Furry Friends

Harper's Bazaar Stars Takashi Murakami's Monsters

The Superflat artist's fantastical creatures pose alongside model Angela Lindvall for Harper's Bazaar's December/January issue.

Jason Schmidt for Harper’s BAZAAR

For its latest issue, Harper’s Bazaar teamed up with Superflat artist Takashi Murakami. Murakami’s fantastical monsters—from his film Jellyfish Eyes—modeled alongside model Angela Lindvall for a shoot in Los Angeles. The group—which featured "8 Eyes," who resembles a defalted inner-tube, a Strawberry Shortcake-style "Kurage-Bo," and a Where-The-Wild-Things-Are-Meets-Furby "Luxor"—ordered In-and-Out burgers, sampled snow cones, and relaxed poolside at The Standard. All in a day’s work for Murakami, who makes a cameo appearance at the fast-food hot spot (he ordered the cheeseburger and fries, his favorite).

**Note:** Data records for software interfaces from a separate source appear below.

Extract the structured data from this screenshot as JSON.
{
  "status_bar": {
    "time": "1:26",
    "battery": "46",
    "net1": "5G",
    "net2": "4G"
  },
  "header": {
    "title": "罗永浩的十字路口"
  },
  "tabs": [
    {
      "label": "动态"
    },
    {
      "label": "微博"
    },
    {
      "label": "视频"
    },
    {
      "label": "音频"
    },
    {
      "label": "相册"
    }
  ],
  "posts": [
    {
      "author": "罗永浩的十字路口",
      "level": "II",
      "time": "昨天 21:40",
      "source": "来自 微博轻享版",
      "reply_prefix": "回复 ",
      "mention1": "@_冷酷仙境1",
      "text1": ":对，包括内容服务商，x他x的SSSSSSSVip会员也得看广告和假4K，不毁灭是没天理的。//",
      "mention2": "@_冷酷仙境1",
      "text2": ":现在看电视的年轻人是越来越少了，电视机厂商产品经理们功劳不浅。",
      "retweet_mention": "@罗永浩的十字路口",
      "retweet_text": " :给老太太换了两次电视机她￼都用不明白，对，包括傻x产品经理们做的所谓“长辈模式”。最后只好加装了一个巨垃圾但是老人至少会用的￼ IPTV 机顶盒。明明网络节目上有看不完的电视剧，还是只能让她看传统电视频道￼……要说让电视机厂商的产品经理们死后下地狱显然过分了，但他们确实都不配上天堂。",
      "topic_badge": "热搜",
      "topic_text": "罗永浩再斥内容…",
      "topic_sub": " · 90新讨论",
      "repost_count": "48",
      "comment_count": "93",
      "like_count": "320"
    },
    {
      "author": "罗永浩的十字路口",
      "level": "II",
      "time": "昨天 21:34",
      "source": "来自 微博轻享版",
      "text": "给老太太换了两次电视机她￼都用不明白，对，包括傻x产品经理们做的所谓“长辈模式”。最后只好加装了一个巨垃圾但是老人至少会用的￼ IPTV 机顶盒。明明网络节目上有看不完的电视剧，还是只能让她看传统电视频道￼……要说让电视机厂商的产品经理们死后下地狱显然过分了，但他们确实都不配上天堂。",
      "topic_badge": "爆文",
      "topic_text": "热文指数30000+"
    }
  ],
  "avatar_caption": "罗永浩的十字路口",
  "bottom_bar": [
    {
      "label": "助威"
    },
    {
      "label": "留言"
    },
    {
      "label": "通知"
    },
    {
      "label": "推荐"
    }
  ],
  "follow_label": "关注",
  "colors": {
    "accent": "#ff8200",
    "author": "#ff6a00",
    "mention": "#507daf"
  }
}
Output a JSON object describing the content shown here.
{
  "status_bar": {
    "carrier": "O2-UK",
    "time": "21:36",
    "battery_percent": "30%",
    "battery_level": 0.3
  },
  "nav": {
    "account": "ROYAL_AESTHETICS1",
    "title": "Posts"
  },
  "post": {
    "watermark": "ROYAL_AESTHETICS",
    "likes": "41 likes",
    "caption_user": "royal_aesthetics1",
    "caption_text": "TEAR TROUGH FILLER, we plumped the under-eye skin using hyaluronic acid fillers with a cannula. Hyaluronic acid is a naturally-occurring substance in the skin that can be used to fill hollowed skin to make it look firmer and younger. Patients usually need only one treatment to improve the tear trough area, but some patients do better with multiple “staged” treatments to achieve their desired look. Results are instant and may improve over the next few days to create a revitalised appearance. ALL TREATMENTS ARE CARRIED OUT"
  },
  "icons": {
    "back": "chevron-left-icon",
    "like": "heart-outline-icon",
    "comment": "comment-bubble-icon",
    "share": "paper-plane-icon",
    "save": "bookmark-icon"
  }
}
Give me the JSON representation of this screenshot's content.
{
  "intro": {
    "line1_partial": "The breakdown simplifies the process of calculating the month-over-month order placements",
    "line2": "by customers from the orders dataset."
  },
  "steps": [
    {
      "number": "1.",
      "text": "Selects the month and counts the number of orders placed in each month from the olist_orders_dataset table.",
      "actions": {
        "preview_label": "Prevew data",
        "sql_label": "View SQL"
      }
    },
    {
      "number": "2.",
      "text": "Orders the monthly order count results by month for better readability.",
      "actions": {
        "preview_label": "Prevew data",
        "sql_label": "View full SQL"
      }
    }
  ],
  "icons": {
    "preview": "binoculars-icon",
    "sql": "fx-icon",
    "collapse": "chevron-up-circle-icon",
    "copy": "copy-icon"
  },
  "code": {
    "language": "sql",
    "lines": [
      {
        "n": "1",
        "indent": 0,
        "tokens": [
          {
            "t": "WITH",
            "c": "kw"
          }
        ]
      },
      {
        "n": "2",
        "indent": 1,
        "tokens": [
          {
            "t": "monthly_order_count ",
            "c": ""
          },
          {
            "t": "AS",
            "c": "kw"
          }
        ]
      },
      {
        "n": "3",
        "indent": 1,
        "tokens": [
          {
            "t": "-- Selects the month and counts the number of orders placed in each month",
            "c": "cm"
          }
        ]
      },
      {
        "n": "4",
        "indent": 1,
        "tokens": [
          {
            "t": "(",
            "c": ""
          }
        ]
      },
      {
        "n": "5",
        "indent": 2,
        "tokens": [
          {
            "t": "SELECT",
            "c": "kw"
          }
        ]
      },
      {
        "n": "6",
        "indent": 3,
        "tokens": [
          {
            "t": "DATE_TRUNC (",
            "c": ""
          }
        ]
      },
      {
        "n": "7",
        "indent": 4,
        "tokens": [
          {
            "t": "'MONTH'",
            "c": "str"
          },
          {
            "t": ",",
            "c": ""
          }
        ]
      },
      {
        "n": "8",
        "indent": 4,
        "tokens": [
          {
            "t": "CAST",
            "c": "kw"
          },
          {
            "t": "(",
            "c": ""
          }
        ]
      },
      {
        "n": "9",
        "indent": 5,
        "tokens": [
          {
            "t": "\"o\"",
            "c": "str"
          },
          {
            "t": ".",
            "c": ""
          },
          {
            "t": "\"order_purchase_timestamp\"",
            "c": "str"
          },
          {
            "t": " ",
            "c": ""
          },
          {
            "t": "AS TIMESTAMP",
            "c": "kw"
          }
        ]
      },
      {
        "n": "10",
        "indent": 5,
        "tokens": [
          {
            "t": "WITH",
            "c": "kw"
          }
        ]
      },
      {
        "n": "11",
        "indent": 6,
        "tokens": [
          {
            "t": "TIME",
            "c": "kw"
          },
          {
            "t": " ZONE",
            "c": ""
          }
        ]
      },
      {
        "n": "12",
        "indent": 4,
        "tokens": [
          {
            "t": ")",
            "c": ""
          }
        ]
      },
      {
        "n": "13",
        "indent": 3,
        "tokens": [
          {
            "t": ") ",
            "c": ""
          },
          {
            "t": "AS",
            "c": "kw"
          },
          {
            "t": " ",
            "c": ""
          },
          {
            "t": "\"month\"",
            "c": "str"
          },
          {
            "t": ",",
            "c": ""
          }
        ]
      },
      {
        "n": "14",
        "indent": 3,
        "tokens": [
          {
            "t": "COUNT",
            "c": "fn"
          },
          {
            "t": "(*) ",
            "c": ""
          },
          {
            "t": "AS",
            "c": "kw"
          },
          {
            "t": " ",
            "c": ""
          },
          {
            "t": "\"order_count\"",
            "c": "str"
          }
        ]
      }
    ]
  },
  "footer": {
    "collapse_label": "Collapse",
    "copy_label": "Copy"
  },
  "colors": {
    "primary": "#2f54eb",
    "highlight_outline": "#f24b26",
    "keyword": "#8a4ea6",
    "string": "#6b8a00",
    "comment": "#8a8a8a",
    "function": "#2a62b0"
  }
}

Murakami has already reached cult status in his native Japan with his anime, manga, and childhood imagination-inspired portfolio of paintings, cartoons, and sculptures. In 2002, Marc Jacobs commissioned Murakami to design a line of handbags for Louis Vuitton, and in 2007, he created the cover art for Kanye West’s Graduation album.

In April, Murakami released his film Jellyfish Eyes, inspired by “a manga called GeGeGe no Kitaro” from the 1960s. Based on a Japanese folklore about a spirit-monster who lived in a graveyard, the manga, said Murakami, “accidentally formed the basis for the rest of [his] life.” Out of all the characters Murakami has created, he refers to Oval, a dejected outcast summoned to earth by scientists against his will, as his favorite because “basically he is my self-portrait.”

Murakami dropped plenty of clues about his future plans in the interview with executive editor Laura Brown, including: "The Jellyfish Eyes Part 2," a dream collaboration with Vans (or Marc Jacobs, if he asked again) and a “sweet comedy [film] about death.” Most ominous were Murakami’s musings on the Big Apple: “It’s about time I stirred things up in New York again, something I haven’t done in a while.” We’re waiting, Murakami.